(What this task involves): The answer must be every line below that contains the string "Histórico".

------------------------------------------------------------

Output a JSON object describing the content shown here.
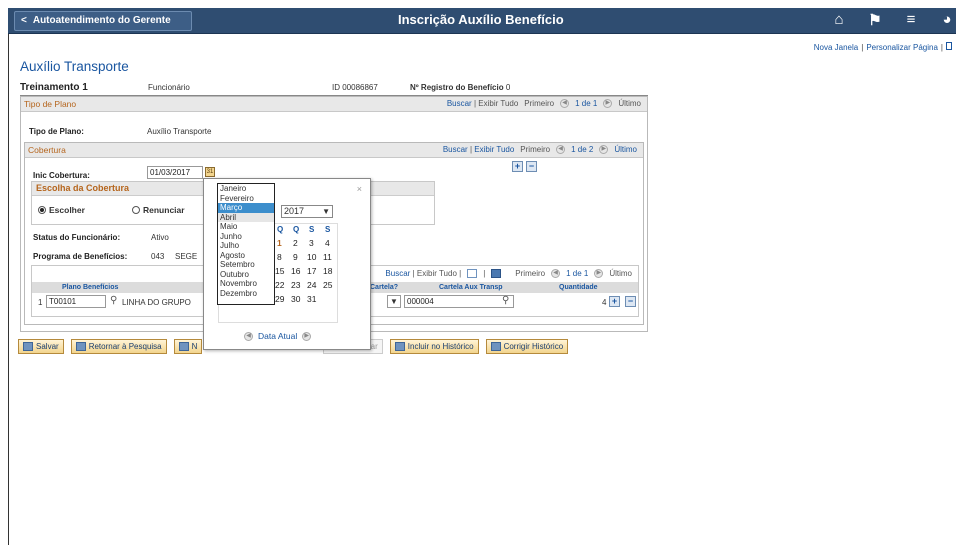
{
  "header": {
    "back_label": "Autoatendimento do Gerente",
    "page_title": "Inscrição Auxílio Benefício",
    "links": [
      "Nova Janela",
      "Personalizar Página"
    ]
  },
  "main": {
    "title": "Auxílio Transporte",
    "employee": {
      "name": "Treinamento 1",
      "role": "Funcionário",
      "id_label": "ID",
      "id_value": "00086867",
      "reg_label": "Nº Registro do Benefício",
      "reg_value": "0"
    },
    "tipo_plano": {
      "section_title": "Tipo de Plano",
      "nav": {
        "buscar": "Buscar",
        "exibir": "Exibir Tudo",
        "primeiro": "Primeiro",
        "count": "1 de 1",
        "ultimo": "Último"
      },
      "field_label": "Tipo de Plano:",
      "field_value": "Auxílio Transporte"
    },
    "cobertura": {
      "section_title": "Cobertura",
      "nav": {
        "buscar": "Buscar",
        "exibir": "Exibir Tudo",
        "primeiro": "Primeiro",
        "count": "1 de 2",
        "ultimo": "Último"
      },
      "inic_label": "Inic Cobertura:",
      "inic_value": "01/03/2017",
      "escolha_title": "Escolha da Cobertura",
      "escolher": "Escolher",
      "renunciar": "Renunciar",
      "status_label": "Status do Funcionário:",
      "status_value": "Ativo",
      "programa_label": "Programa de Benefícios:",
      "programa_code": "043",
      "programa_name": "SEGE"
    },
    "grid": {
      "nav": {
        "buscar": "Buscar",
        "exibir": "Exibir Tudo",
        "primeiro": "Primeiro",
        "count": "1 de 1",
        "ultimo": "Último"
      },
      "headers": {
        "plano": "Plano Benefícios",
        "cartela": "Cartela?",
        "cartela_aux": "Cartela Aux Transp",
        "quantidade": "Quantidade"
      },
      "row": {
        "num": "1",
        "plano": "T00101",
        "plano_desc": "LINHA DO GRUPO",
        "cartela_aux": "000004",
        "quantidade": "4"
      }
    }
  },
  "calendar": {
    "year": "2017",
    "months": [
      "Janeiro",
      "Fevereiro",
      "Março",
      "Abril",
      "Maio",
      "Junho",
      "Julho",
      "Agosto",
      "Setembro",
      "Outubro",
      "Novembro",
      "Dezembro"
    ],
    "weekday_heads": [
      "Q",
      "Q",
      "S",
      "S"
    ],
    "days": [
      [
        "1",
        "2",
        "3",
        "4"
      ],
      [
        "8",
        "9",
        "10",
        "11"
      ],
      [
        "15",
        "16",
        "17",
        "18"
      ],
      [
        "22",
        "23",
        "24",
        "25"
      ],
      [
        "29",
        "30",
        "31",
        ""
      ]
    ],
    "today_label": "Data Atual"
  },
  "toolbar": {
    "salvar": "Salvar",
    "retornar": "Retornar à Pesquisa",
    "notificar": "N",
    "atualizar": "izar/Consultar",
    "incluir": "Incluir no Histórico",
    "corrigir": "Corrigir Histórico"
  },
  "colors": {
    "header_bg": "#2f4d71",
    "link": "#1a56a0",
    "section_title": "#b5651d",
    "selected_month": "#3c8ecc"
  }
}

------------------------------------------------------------

(Completed task):
    "incluir": "Incluir no Histórico",
    "corrigir": "Corrigir Histórico"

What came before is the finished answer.